__Requirement__
Report each line from the entries in which "false" can be found.

__Input records__
——

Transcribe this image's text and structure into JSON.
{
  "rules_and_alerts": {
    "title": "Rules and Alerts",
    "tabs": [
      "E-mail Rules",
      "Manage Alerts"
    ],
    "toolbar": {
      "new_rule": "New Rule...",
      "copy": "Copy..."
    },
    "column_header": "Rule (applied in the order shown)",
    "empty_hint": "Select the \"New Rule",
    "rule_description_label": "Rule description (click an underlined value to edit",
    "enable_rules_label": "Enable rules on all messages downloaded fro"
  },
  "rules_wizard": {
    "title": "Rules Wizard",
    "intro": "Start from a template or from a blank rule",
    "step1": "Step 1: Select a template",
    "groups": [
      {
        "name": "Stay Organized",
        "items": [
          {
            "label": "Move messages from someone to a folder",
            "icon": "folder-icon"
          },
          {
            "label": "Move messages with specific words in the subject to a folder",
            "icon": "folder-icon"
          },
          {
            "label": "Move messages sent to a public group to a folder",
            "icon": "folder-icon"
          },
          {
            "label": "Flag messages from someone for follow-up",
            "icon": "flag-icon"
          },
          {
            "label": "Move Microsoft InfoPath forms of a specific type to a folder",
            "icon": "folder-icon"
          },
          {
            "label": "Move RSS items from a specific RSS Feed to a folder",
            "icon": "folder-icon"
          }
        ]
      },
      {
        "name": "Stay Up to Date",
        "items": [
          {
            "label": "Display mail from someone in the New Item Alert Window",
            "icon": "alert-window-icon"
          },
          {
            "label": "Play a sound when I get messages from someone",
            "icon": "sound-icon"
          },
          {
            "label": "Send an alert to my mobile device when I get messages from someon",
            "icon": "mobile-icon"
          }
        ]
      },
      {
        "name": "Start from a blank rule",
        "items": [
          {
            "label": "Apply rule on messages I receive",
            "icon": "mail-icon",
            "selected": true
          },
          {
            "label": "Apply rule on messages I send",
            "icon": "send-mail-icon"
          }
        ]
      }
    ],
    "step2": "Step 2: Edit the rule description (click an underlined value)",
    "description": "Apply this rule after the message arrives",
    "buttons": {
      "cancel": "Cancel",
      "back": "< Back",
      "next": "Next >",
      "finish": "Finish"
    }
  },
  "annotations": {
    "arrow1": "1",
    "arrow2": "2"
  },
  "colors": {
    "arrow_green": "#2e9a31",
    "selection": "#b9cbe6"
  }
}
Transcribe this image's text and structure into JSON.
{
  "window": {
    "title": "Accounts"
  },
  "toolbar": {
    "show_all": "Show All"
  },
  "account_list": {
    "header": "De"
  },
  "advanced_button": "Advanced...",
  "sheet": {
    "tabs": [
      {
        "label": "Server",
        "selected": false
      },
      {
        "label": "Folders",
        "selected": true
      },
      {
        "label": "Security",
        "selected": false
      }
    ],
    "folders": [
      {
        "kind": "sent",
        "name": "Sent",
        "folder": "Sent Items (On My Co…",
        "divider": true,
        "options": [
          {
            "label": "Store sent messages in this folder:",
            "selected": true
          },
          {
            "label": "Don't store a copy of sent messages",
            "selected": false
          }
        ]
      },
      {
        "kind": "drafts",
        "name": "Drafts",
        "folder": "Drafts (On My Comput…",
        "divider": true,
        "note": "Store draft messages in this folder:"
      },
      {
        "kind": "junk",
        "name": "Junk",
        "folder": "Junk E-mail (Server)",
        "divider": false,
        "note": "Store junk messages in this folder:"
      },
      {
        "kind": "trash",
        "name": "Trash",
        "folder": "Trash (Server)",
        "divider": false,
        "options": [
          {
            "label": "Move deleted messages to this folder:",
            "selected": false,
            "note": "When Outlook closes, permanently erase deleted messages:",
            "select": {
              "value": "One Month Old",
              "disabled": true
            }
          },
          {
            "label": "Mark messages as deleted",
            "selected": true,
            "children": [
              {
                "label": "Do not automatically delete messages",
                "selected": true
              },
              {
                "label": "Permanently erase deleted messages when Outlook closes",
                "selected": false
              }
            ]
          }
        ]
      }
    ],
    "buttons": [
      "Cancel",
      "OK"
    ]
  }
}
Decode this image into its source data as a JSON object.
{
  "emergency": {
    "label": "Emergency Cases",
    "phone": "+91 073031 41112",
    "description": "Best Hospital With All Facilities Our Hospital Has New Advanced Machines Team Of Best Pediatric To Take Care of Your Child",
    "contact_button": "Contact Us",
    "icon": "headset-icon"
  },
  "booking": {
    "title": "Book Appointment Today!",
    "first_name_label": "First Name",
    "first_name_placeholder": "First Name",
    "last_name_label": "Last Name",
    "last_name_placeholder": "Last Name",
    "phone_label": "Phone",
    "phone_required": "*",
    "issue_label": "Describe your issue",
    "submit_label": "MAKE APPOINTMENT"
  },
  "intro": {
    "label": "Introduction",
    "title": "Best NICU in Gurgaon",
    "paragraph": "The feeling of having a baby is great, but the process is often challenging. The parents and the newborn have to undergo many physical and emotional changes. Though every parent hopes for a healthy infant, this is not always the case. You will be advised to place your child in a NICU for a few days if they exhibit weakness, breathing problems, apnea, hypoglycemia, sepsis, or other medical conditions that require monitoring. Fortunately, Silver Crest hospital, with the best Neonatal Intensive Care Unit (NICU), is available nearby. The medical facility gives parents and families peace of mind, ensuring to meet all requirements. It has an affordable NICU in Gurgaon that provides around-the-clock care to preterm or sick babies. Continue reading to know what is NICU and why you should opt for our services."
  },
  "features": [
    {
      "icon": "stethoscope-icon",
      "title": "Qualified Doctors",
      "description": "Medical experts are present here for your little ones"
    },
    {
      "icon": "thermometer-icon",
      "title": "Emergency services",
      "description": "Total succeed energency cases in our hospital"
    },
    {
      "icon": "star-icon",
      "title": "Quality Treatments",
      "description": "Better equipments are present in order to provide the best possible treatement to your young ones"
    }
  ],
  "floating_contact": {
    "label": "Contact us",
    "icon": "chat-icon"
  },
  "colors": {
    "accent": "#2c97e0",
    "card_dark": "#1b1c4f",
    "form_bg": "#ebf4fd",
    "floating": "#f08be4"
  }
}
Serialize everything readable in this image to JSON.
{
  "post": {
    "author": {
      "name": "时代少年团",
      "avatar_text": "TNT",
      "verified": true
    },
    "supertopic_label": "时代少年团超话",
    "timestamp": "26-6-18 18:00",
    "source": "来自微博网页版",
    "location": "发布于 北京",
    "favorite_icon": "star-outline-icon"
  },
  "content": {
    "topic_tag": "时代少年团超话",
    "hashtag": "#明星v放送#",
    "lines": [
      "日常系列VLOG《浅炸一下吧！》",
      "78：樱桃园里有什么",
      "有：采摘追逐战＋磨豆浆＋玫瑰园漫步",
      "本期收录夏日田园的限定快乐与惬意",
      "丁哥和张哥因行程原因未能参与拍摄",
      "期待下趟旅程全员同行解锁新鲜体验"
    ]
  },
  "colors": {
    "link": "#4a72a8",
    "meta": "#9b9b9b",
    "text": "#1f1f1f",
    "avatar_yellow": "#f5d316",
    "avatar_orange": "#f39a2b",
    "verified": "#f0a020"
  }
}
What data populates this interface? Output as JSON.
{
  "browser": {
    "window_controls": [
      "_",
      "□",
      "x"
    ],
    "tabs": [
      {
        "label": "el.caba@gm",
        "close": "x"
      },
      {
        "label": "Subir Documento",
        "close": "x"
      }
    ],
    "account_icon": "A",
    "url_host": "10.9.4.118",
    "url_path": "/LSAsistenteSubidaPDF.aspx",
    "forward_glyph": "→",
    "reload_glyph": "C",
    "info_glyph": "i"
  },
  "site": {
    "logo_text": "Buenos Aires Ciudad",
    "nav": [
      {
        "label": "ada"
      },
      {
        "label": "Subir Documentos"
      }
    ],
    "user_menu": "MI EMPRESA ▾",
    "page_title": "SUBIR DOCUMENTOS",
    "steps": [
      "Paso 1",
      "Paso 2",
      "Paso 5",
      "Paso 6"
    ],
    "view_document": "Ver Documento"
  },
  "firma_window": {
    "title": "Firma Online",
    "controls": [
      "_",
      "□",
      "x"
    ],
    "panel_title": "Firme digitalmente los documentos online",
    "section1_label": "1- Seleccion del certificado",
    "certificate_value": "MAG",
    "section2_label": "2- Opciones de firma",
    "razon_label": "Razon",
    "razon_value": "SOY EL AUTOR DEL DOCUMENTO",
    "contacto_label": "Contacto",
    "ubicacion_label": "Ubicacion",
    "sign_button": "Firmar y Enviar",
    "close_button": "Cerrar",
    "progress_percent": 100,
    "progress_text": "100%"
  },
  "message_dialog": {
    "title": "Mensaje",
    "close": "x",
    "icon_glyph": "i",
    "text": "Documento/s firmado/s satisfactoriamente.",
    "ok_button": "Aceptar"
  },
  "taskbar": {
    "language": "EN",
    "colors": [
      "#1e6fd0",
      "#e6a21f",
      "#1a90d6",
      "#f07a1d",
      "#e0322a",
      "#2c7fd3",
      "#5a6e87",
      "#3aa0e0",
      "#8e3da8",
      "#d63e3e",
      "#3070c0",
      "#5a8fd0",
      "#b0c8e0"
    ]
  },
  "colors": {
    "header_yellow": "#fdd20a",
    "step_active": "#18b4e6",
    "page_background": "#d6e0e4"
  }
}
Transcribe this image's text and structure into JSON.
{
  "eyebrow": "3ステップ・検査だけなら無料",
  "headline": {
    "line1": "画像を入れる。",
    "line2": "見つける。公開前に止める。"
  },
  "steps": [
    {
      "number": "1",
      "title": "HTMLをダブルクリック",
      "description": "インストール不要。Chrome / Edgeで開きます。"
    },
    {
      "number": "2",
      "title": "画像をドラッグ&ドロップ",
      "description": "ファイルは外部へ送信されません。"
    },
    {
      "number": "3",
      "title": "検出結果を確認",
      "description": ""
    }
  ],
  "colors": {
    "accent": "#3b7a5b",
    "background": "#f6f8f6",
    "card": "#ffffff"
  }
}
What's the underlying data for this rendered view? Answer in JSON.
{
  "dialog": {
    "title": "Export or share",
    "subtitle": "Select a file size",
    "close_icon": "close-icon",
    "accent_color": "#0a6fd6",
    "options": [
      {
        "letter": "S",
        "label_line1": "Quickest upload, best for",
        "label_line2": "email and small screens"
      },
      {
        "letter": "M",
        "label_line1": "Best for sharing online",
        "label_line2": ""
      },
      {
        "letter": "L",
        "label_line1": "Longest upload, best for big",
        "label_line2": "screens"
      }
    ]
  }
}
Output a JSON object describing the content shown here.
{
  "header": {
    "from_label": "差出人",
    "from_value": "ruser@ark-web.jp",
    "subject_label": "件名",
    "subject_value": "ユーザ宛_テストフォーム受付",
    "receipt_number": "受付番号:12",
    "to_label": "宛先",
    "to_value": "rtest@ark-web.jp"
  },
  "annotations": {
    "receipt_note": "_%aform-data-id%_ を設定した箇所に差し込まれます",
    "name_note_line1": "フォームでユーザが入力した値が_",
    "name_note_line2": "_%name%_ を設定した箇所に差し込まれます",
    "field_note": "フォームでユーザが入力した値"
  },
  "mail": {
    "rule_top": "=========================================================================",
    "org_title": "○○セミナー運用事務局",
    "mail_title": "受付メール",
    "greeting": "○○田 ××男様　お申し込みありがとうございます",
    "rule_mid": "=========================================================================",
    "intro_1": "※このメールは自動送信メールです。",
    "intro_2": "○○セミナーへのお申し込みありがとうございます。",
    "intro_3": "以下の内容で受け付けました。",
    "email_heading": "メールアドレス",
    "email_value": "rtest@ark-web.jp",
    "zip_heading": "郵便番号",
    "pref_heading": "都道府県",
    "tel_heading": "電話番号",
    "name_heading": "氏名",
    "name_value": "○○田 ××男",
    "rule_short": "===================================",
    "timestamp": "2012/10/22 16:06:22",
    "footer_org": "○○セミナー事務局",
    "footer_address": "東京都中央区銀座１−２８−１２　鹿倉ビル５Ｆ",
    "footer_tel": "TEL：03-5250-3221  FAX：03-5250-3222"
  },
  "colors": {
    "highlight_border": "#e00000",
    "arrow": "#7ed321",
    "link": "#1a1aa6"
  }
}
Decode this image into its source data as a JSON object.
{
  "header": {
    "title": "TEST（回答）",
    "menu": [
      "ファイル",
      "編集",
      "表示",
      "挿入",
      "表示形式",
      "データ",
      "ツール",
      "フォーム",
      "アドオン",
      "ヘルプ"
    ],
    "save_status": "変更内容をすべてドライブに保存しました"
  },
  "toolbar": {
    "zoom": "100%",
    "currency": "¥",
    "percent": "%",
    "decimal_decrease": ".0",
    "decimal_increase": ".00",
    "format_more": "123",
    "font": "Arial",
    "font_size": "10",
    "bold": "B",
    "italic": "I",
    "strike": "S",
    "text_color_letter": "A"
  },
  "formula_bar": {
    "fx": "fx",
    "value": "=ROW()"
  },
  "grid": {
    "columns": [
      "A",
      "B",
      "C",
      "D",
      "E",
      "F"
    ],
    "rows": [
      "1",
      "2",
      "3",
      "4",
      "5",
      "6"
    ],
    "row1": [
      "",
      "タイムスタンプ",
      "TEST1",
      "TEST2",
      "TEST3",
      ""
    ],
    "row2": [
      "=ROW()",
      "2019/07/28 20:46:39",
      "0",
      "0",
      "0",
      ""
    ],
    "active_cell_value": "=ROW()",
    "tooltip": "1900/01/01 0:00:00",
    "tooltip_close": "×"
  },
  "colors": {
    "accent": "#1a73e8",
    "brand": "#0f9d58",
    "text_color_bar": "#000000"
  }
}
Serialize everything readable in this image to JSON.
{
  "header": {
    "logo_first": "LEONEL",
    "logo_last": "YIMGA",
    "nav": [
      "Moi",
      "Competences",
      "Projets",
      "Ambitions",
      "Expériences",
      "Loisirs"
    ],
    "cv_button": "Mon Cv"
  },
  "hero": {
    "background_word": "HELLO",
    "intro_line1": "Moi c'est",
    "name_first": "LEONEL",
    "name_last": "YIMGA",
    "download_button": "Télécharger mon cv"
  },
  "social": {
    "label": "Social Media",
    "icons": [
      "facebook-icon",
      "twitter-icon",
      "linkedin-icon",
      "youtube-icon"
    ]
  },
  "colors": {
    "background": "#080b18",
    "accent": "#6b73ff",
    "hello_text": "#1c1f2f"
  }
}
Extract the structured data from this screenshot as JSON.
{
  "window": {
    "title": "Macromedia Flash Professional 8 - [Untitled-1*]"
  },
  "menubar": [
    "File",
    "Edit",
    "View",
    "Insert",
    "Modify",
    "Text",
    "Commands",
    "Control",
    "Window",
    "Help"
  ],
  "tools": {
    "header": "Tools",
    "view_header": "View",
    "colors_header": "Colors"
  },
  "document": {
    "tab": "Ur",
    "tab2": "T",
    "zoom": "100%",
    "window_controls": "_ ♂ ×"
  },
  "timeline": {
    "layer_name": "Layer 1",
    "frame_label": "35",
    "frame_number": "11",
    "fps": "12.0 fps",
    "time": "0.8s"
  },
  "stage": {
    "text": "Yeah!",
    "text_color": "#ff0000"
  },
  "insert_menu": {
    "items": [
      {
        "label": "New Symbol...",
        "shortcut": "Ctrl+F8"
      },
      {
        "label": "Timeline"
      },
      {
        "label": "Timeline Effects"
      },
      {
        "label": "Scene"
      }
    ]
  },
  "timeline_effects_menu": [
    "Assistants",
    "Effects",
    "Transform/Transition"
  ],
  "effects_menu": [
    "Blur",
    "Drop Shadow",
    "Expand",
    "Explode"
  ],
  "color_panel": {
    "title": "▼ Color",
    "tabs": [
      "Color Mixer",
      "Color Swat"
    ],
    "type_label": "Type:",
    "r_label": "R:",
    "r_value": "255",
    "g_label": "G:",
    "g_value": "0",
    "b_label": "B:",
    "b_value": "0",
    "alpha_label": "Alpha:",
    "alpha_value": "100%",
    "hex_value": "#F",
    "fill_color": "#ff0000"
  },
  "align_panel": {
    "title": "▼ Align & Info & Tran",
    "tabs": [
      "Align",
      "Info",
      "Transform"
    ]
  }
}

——

__Expected answer__
        "selected": false
        "selected": false
            "selected": false
        "divider": false,
        "divider": false,
            "selected": false,
                "selected": false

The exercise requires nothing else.